Online ECHO Clinic | May 18, 2020
Presentation Title: Counting COVID-19 Deaths
The presentation begins with Dr. Alexander Wu, an Epidemic Intelligence Service Officer for the Centers for Disease Control and Prevention, who shares new updates from the FDA regarding testing, and health alerts concerning Multisystem Inflammatory Syndrome in Children associated with COVID-19. Dr. Tom Weiser provides an overview of how mortality statistics are impacted during the COVID-19 pandemic, and how COVID-19 deaths are counted and coded. Finally, Dr. Jorge Mera, Director of Infectious Diseases for Cherokee Nation Health Service, shares some of the latest studies and articles on COVID-19.

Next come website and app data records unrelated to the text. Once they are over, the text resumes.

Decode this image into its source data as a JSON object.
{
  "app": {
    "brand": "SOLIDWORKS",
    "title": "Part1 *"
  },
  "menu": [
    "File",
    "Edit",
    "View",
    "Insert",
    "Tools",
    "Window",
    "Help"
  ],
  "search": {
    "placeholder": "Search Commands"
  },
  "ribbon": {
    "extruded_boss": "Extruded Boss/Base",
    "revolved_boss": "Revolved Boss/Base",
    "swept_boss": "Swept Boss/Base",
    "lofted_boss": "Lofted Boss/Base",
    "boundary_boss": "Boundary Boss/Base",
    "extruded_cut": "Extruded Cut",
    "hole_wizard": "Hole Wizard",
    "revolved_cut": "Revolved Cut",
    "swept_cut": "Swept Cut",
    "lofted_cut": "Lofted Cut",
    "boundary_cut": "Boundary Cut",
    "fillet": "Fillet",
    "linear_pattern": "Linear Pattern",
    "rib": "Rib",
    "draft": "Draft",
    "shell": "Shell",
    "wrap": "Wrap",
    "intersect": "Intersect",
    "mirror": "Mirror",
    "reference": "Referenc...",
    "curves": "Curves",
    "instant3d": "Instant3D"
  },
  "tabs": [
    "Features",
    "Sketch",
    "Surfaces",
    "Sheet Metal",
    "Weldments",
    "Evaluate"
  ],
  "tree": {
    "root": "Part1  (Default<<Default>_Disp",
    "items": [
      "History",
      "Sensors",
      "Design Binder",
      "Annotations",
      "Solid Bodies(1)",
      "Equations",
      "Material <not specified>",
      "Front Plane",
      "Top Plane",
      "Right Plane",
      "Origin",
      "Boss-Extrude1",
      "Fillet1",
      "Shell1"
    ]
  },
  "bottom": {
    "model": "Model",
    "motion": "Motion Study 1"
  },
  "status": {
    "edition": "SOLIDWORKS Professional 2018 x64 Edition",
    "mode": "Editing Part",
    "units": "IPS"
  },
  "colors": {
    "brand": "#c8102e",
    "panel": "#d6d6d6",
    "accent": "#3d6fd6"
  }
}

Thomas Weiser, MD, MPH has been with Portland Area Indian Health Services since 1998, initially serving as an Indian Health Services Medical Officer in Whiteriver, Arizona from 1998-2005. He completed the CDC Epidemiology Intelligence Service from 2005-2007, assigned to the Missouri Department of Health and Senior Services. In 2007, he began his new position assigned to the Northwest Portland Area Indian Health Board and Northwest Tribal Epidemiology Center. Dr. Weiser is passionate about improving the quality of healthcare services, data access and data quality for American Indian and Alaska Native populations; human subjects protection; infectious disease epidemiology and surveillance.
Alexander Wu, ScD, MPH, is an Epidemic Intelligence Service Officer for the Centers for Disease Control and Prevention.
Celeste Davis, MPH, REHS, is a citizen of the Chickasaw Nation of Oklahoma. She is a Registered Environmental Health Specialist who earned a Bachelor of Science degree in Environmental Health Science from East Central University in Ada, Oklahoma, and a Master of Public Health degree in Occupational and Environmental Health from the University of Oklahoma.
Jorge Mera, MD, FACP, is the Director of Infectious Diseases for Cherokee Nation Health Service, the largest tribally operated health care system in the United States. He oversees surveillance, policies, and programs to treat and prevent the transmission of sexually transmitted diseases, HIV and HCV.
Whitney Essex, MSN, FNP-BC, is a Family Nurse Practitioner for Cherokee Nation Health Services. Mrs. Essex works in the Infectious Diseases Department, where she is the coordinator for the Cherokee Nation Hepatitis C Elimination program. She assists in the maintenance of general infectious diseases clinical services, as well as the provision of medical care for patients accessing HIV, PrEP, Hepatitis C, and other infectious diseases-related services.